•Three candidates had been lined up for the interviews but Abdalla Mohamed withdrew his candidature after Kenya Methodist University said his degree certificate had been forged.
•Elizabeth Muli, the chair of the selection panel, said they wrote to Kenya Methodist University, in a letter dated June 28, seeking verification of Mohamed's bachelor's degree that was allegedly awarded on July 28, 2007.
Oral interviews to fill four vacancies at the IEBC started on Wednesday even as the first interviewee pulled out of the race.
Three candidates had been lined up for the interviews but Abdalla Mohamed withdrew his candidature after Kenya Methodist University said his degree certificate had been forged.
Mohammed wrote to the selection panel for the appointment of commissioners to the Independent Electoral and Boundaries Commission on Tuesday withdrawing his candidature.
Selection panel chairperson Elizabeth Muli said they wrote to Kenya Methodist University, in a letter dated June 28, seeking verification of Mohamed's bachelor's degree that was allegedly awarded on July 28, 2007.
Muli said KEMU vice-chancellor communicated to them by a letter dated July 1, dismissing Mohamed's claims that he graduated from the institution.
“This is to confirm that Abdala Mohamed was not a student of Kenya Methodist University. The academic certificate BUS-1-206-05 was not issued by Kenya Methodist University and therefore is a forgery,” the letter stated.
Muli said the panel informed Mohamed of the development on Tuesday, a day before his scheduled oral interview.
She said Mohamed responded on the same day, thanking the selection panel for its correspondence and stating that he would not attend Wednesday's interview at Kenyatta International Convention Centre.
“The selection panel acknowledges and confirms the withdrawal of his candidature,” Muli said
Abdirizak Arale Nunow and Anne Mwikali Kiusya, the two other candidates, were interviewed in the afternoon.
Thirty-two other applicants who were shortlisted for the interviews will appear before the panel between July 8 and 22.
Kiusya, a legal practitioner with experience in electoral laws, told the panel that the Covid-19 pandemic cannot be a ground to postpone elections.
She said Kenya, as the Constitution stipulates, must be at war for elections to be postponed.
“Our laws do not talk about the pandemic as a reason to postpone elections,” she said.
Kiusya said it would be wrong for the President to postpone elections citing the pandemic.
“The President should make pronouncements that are within the law. If he tries to postpone an election, I will insist that we go to the polls,” she said.
Article 102 of the Constitution says Kenya must be at war for the term of Parliament to be extended.
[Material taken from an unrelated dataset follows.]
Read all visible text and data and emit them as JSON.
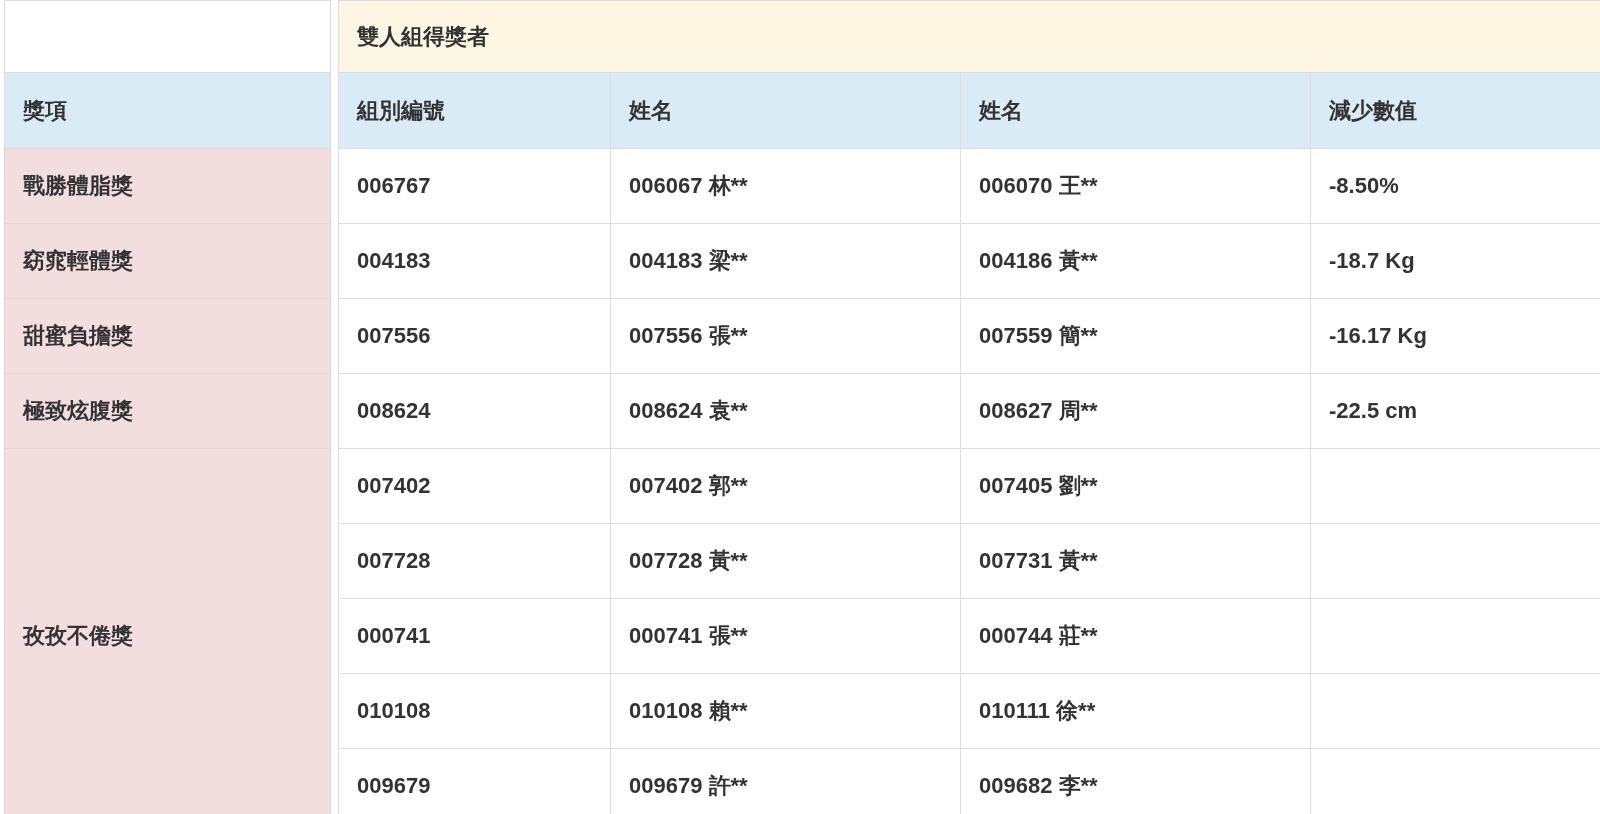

“When Kenya is at war, Parliament may, by resolution supported in each House by at least two-thirds of all the members of the House, from time to time extend the term of Parliament by not more than six months at a time,” the Article says.
The Constitution provides that a general election of MPs shall be held on the second Tuesday in August of every fifth year.
Nunow said IEBC should be given the capacity to enforce the Election Campaign Financing Act, 2013 and be given powers to bar candidates who violate the rules from participating in elections.
“Those breaking rules should be barred and prosecuted. The Act should be implemented,” he said.
He regretted that Kenyans with money have in the past been able to “buy” elective positions.
“If a governor spends over Sh400 million, it means he will seek to recover that money once in office. An MP will also steal from the CDF to recover huge amounts that he used in campaigns,” he explained.
Nunow however said MPs could suspend the Act since they are interested parties.
“The IEBC is the referee and the politicians are the players, who hold the control. They can still suspend it,” he said.
In the 2017 General Election, IEBC sought to cap spending for campaigns at Sh15 billion, in a bid to control high spenders who deploy wealth to tilt the playing field.
Presidential candidates were limited to no more than Sh5.2 billion.
The rules were to ensure that no political party or candidate enjoys an undue advantage over rivals based on their financial muscle.
Candidates for the gubernatorial, senatorial and Woman Rep seats in Nairobi are not allowed to spend more than Sh432 million each.
Financing for those who will be seeking parliamentary seats was limited to Sh33 million.
Nunow said there is an opportunity for the IEBC to build trust with the Kenyan voters.
He explained that the election processes should be made transparent for the agency to earn the trust.
“It is the processes that lead to the election that must be made transparent,” he said
“Also, during the election day, there must be agents representing all candidates who should verify the results at the polling stations are similar with those being transmitted to the tallying centre.”
Edited by Kiilu Damaris